When nothing moves, why worry about timings? Trips have been replaced by fantasy voyages. Handshakes and hugs vanished, as contact was reduced to what eyes can see and ears can hear. Online encounters, once reserved to dating sites and virtual flings, have become a generalized practice.

Photo by Ryan Olson on Unsplash

14 December 2020, the last eclipse of the year had to be a total solar one. After all, why not leave 2020 with the proper cosmic “hide-and seek” game?

The privilege of watching the New Moon briefly obscuring the Sun has been granted this time round to the Southern Hemisphere, in Chile and Argentina.

The rest of our planet will have to wait patiently till next year, in December again. Then book a flight or a cruise to Antarctica, because this is where the 2021 total solar eclipse can be enjoyed the old way.

The new way, virtual streaming, may…

New decade, new platform! is now a web application.

Under the sign of Saturn (Chronos)

A new digital timepiece has its debut on ‘Liquid Time’ measures the passage of time the way ancients used to, being as well an act of visual restoration fit for today’s ubiquitous small screen.

“Devouring Time…”, the first two words in Shakespeare’s Sonnet 19 leave no room for misinterpretation. Time is not our friend and it rules us all with an unforgiving, relentless drive.

Are we truly aware of hours’ gallop? Modern clocks have a way of obscuring the passage of time, because they give the impression that time is circular. …

Busyness or business? To an inattentive listener they can sound quite close and up to the 18th century they meant the same thing.

One way or another, both can cause prolonged absences from the various social platforms where most of time is spent these days.

Is there a timepiece for that, one to measure how long someone or something has gone AWOL? I think I have seen evidence of some mechanism keeping count, in days and weeks and maybe years.

Reunions with old friends usually start with mutual apologies, the tender ritual of reconnecting and maybe some swallowed-up pride mixed…

“Time travels in diverse paces with diverse persons” — Shakespeare

Someone once asked what would happen if we had just one time zone. Indeed, what if? Astronomers and physicists alike, please do not pounce on us just for asking. We know a bit about time zones, how they came to be set up and why they exist to this day.
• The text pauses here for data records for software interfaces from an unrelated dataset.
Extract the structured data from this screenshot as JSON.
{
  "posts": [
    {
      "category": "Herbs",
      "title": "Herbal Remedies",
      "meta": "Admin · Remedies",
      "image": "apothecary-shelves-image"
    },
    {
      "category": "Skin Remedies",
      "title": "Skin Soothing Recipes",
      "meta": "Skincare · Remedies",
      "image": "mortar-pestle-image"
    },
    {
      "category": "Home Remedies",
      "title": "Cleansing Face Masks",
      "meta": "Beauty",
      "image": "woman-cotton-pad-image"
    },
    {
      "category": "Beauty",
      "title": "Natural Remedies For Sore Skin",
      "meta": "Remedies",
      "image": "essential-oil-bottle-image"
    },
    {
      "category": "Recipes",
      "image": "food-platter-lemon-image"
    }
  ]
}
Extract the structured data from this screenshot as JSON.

But what if we did not have them?

Well, no matter what clocks would show on a remote island in southern Pacific, other clocks in a seaside town at the North Sea would be present us with an absolutely identical time.
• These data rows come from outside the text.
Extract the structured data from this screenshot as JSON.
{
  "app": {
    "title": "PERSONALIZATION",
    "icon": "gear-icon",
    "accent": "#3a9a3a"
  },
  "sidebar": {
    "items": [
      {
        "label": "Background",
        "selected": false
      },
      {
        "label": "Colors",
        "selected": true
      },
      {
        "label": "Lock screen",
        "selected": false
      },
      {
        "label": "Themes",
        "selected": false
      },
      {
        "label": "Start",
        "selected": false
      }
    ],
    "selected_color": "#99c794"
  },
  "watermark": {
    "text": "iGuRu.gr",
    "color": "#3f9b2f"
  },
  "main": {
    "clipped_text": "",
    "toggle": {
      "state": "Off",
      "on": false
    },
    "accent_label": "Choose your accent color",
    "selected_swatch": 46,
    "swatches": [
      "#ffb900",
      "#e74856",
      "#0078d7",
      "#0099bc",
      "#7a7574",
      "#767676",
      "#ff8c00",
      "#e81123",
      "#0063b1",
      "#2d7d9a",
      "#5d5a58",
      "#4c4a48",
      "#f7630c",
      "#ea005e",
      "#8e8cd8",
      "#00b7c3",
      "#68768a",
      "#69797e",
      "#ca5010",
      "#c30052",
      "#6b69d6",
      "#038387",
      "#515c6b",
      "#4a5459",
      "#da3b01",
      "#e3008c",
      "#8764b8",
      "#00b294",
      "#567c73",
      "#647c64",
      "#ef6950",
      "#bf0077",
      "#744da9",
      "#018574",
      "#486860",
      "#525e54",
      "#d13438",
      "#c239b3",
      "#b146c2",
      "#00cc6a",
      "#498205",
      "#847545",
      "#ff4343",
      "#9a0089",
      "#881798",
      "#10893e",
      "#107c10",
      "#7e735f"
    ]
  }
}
Would that not be a scheduler’s idea of heaven…


Thinking and writing about timepieces, physical and virtual, as attempts at capturing the ineffable nature of time. The rest on

Get the Medium app

A button that says 'Download on the App Store', and if clicked it will lead you to the iOS App store
A button that says 'Get it on, Google Play', and if clicked it will lead you to the Google Play store